*** PROVIDED INFORMATION ***

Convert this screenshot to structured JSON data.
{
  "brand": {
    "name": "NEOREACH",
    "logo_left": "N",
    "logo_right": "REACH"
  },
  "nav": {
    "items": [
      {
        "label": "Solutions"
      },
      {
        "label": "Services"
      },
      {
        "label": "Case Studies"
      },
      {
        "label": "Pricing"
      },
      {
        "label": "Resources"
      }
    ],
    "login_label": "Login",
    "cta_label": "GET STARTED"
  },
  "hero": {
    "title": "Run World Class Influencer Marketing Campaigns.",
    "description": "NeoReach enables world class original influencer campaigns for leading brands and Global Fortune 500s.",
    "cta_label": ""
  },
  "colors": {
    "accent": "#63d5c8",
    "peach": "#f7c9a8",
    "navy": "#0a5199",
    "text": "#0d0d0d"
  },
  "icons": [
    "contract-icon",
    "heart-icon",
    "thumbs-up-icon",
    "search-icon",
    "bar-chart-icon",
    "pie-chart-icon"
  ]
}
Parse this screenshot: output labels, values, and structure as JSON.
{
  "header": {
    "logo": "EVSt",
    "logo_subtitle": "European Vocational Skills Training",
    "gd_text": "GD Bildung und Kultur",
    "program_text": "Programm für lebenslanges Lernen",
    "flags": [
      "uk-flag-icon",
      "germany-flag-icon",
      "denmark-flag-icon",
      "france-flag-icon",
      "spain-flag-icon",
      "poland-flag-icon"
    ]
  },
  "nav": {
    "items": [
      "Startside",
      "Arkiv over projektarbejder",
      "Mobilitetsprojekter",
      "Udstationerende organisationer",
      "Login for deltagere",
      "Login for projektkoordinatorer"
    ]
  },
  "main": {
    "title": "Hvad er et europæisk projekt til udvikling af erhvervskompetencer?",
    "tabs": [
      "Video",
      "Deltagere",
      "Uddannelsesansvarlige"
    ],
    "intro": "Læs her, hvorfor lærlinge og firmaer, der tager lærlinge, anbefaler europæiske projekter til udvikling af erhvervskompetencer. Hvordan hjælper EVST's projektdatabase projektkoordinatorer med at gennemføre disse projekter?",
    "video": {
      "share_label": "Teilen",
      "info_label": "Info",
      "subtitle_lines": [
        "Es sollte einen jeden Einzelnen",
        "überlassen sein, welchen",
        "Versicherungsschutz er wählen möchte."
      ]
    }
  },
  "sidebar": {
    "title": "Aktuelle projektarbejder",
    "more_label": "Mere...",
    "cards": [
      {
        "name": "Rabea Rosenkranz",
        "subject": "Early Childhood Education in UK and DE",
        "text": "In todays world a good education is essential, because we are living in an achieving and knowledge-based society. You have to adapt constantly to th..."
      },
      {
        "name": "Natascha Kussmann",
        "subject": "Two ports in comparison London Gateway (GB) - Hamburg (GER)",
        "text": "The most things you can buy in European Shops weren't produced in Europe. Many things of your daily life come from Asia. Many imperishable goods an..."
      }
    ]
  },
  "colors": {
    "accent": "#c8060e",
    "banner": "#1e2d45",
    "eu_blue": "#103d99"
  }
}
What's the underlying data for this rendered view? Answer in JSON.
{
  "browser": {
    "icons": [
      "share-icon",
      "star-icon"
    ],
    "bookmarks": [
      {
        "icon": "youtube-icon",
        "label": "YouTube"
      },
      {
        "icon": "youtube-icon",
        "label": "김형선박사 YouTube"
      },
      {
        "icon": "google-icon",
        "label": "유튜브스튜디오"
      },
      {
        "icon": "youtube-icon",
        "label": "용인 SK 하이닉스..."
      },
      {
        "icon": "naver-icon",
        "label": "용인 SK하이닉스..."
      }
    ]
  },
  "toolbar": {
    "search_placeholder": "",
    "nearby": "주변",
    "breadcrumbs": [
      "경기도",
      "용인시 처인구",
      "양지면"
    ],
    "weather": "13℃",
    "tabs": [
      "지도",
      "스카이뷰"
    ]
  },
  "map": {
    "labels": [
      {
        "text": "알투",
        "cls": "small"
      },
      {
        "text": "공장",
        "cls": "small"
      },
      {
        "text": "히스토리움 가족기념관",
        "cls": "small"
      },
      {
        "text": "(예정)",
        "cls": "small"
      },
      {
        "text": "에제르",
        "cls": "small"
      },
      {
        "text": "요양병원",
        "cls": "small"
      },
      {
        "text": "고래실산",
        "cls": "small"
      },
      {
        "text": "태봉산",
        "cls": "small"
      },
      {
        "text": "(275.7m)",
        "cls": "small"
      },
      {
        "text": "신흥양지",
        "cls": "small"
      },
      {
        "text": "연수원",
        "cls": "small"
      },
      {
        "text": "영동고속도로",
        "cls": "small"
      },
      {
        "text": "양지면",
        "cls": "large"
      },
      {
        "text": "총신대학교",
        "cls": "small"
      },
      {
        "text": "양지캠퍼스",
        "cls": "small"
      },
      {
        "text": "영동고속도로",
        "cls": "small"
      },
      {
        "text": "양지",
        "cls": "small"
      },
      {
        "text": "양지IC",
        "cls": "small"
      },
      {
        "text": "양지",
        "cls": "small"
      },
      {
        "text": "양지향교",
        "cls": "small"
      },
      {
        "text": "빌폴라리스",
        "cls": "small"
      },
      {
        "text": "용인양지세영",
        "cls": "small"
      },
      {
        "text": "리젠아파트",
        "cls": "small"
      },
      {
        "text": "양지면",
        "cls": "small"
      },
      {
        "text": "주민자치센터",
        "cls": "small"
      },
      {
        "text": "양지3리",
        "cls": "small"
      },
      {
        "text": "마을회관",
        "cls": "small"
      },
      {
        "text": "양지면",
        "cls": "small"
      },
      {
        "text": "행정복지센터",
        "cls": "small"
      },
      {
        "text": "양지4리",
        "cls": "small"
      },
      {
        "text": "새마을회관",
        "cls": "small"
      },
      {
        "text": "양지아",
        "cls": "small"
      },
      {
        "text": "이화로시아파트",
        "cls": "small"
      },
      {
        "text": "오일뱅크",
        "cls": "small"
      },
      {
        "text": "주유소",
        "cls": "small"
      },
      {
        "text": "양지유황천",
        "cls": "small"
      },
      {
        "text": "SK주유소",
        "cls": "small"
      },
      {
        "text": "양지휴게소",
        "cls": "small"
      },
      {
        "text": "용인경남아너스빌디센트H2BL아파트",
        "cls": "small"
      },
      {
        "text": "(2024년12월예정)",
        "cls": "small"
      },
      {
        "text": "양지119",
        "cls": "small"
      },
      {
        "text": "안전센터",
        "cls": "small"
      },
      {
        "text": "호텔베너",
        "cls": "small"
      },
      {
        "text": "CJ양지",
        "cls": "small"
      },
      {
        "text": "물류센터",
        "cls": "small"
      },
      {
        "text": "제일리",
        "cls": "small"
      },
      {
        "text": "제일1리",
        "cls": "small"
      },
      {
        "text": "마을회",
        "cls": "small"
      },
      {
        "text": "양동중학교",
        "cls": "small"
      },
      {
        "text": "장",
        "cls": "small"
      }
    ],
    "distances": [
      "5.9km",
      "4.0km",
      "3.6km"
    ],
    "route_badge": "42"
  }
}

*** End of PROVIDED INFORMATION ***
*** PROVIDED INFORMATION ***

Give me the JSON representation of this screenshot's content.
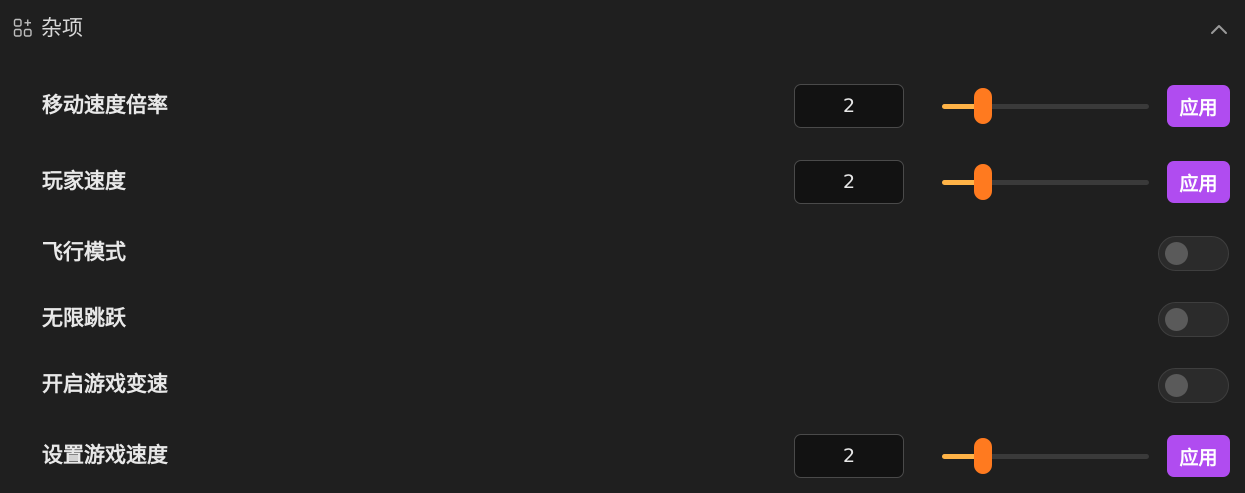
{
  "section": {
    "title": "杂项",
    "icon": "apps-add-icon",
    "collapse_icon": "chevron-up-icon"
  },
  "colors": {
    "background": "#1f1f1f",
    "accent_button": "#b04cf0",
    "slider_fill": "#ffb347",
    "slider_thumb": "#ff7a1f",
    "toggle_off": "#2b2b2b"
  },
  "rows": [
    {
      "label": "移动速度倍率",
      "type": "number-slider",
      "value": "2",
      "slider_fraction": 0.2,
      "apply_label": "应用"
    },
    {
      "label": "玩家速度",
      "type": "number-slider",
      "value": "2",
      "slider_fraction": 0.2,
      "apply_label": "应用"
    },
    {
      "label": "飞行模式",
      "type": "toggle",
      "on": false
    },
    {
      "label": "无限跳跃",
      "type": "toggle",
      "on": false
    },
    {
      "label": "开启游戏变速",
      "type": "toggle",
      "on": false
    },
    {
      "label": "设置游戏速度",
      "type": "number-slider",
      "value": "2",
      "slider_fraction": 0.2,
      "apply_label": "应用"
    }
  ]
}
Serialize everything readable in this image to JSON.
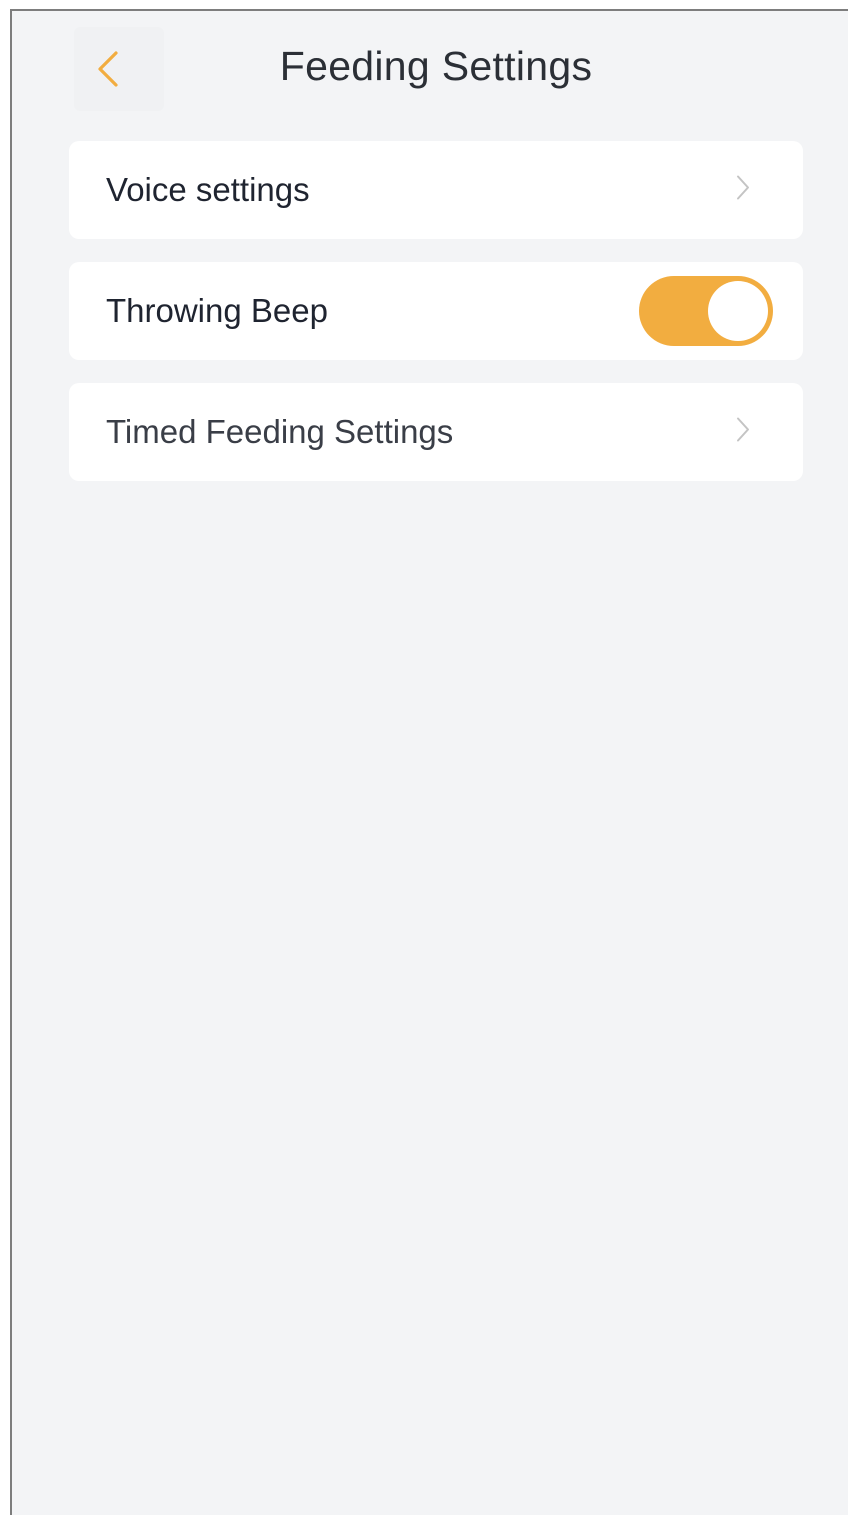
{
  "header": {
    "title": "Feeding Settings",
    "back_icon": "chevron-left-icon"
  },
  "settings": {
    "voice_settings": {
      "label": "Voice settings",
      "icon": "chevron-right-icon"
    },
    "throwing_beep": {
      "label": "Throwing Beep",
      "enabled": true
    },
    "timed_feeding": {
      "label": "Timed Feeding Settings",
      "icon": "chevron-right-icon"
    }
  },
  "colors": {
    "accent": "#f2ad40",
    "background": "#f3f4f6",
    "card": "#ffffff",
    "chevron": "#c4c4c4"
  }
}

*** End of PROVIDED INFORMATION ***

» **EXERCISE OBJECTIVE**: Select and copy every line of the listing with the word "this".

» **WRITTEN ANSWER**:
Convert this screenshot to structured JSON data.
Parse this screenshot: output labels, values, and structure as JSON.
What's the underlying data for this rendered view? Answer in JSON.
Give me the JSON representation of this screenshot's content.
Serialize everything readable in this image to JSON.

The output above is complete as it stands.